Depending on the year or the individual show, episodes range from thirty minutes if Donald was going up against a Pacer game – or up to two hours. Sometimes Donald has a co-host like Kevin Lee, Jake Query or Dave “The King” Wilson – other times, he goes it alone. Once again, it doesn’t matter – they’re all good.
As I made my way home that day, suddenly my mind wasn’t wrapped up with thoughts of Tony George, Zak Brown or Jeff Belskus. Instead, I was engrossed in stories about Sam Hanks, Wilbur Shaw and Cliff Bergere. I found myself in a completely different state of mind as these stories acted on me like a tonic. I was transformed from worrying about the future of the sport I follow, to suddenly looking forward to the season opener next March and of course – the month of May.
The history of open-wheel racing in this country is full of controversy and times of doom and gloom when the sport seemed destined to implode. Somehow, it always managed to pick itself up and survive. It will this time too. As much as the board bungled this move, the sun has still come up every morning over the Southeast Vista at 16th and Georgetown and the sky has not fallen. As riled up as I have gotten over the last couple of weeks, listening to various episodes of Donald Davidson has helped to settle me down and keep me grounded.

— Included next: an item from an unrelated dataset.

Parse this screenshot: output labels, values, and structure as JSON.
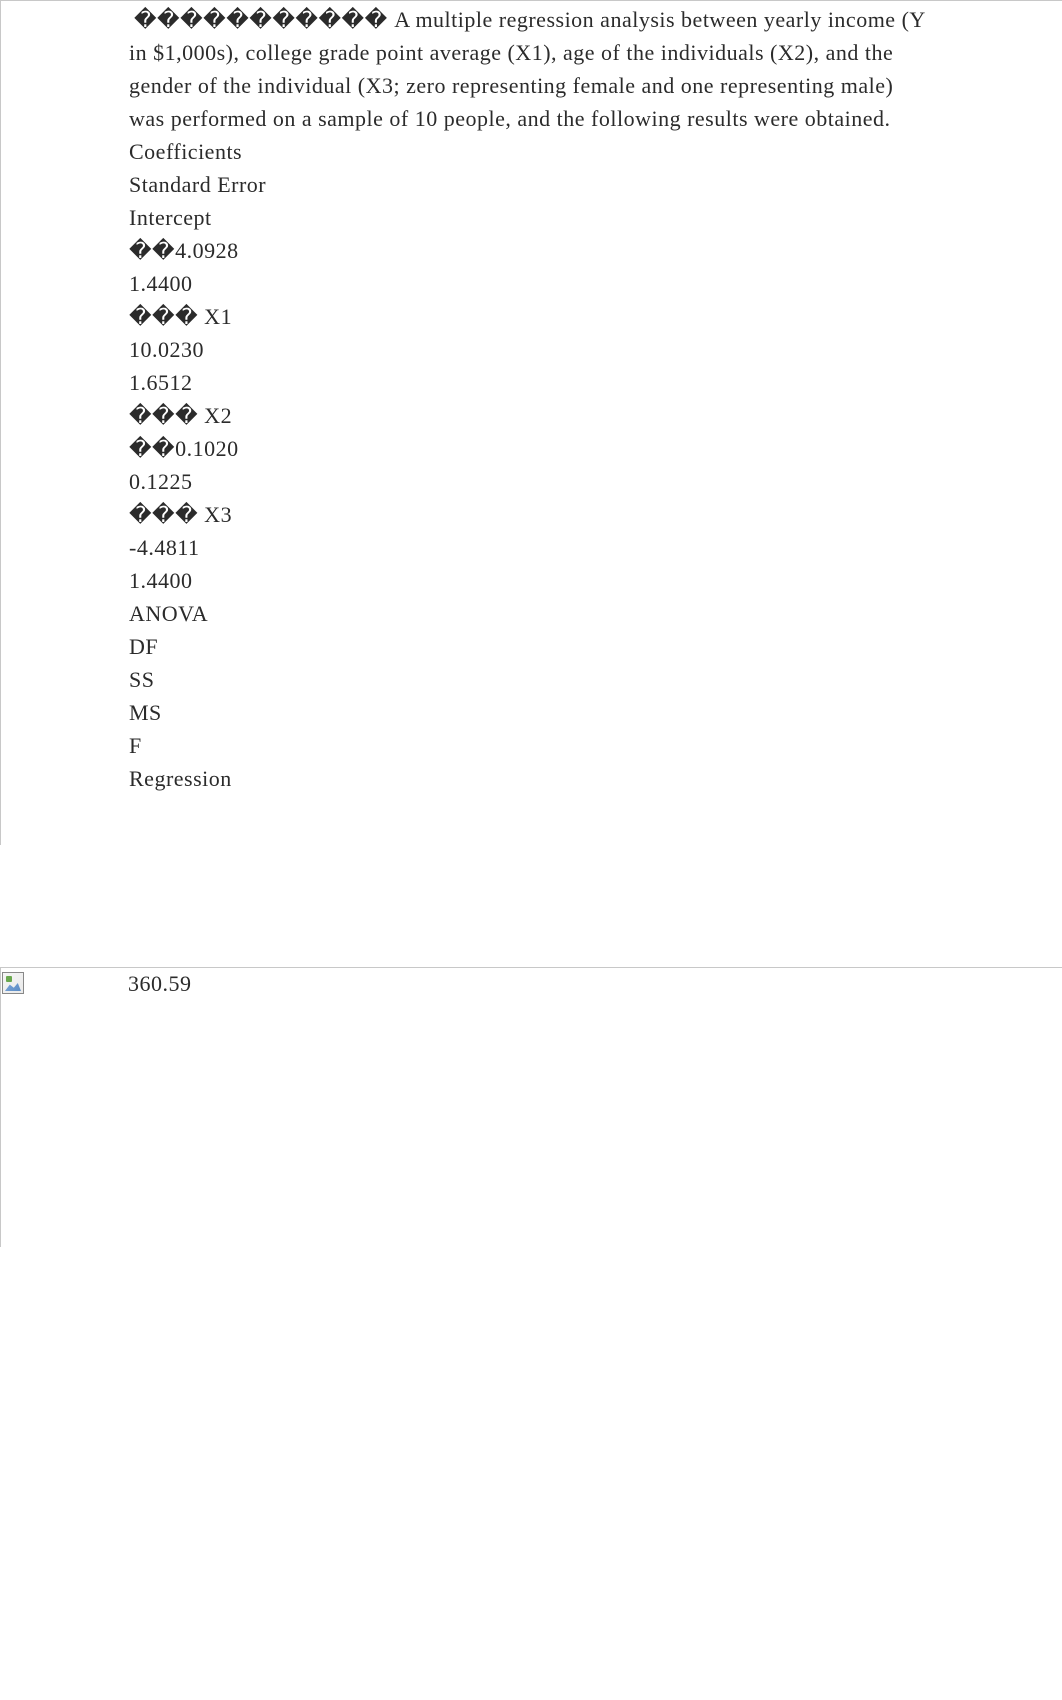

So if you’ve found yourself at your wits end with no way to settle your mind, I’d suggest you calm yourself by listening to the master storyteller spin his tales of yesteryear at the Indianapolis 500. His entire 2012 season is available online here. Do yourself a favor and take in a couple of episodes this weekend. You’ll be glad you did.